I’m in no place to judge kids who care about the music of Refused. I listened to all kinds of crap when I was growing up, you know. We all did. Refused had a little Biohazard period – trust me, I have pictures to prove it. So, I can’t really think of a more meaningless activity than to dictate who’s cool enough to listen to Refused, or who has gotten what Refused was about. I hardly know myself. That being said, it sure seems as if style has increased in importance lately. I’ve seen a lot of skinny, black-haired and angst-ridden kids, you know. I guess what I want to see is more fat misanthropists on stage, preferably without hair dye.
Looking back at the break-up tour, could something have been done before the wheels of separation were in motion? Or, were Refused destined to split, ultimately?

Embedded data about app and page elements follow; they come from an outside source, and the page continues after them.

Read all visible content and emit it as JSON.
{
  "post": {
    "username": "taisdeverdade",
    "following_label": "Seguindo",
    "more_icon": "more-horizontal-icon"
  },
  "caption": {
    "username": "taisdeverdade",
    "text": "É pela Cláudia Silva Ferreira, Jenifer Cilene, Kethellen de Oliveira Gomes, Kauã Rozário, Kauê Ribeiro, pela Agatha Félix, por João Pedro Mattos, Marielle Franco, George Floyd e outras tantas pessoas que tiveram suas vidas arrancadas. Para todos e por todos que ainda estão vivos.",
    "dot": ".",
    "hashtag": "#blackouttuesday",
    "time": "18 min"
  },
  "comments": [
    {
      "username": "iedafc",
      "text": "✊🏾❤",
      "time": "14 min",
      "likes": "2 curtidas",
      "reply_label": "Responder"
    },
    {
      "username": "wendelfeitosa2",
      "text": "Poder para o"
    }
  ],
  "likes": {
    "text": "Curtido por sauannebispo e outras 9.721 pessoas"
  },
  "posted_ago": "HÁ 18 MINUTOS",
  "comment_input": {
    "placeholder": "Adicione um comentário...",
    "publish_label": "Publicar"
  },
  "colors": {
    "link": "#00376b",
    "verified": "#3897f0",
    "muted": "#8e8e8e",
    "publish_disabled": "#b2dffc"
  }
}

We had actually made the decision to break up the band while we were writing the songs for …Shape…, but we didn’t mention this to our label until later. So, these ‘wheels of separation’ that you mention were in fact an important motivational tool for the record. Knowing that it was our last shot, knowing that we had to get it right, added a certain desperation to the process. Suffice to say, this marked the tour from the beginning. It was like a negative filter through which we saw ourselves. We didn’t even understand that we were a good band at that point. It was like a collective depression.
From a personal point of view, what emotions did you feel when the final plug was pulled on that last show? Do you see it as a fitting end, or would some kind of hometown show have been a better parting gesture? Was the unpredictability factor of being in Refused, particularly while on the road – again, something that comes across on the DVD – what kept you motivated?
It makes an odd kind of sense that we broke up where we did and how we did, but of course I’m used to the idea now. When the plug was pulled, so to speak, there was only a sense of relief. We were too dazed to feel any sadness at that point. What kept us going for as long as we did was a sense of loyalty to the group that was bordering on the suicidal. The band had been more important than any individual needs for a long time.
If you were to offer an aspiring punk band any advice now, based on your experiences, what would it be?
One: when your drummer has recurrent mental breakdowns and runs off in the night, naked, after shows, then you might have a little problem. Two: when your singer writes a lyric featuring the chorus, “Fuck you for pissing on me / Fuck you for pissing on me”, directed at the other members of the group, that might be a good time for a little talk. Three: if two of the members of your group are romantically involved with the same person, who is also your tour manager, resulting in dramas on a daily basis, sit down and discuss the situation.
Of course, with any new release like this comes the question of reunion…
We would effectively annihilate our reputation as a good live band if we did. Mind you, we are old men these days. Jokes aside, it’s best left where it is.
Final question then: is this DVD the very final chapter in the Refused tale? Can you see the impact of The Shape Of Punk To Come diminishing any time soon?
I think this is it. As for …Shape…, I have no idea. People find new things to get excited about but the record has had a great run as it is. You never know, but I can’t see myself at 40 being asked about that record.
“…but they do, they do. Somehow baby, I never thought that we’d do too.”
Refused Are Fucking Dead is released on April 24 through Burning Heart Records. Digipack repressings of The Shape Of Punk To Come and its predecessor Songs To Fan The Flames Of Discontent are also widely available, again through Burning Heart.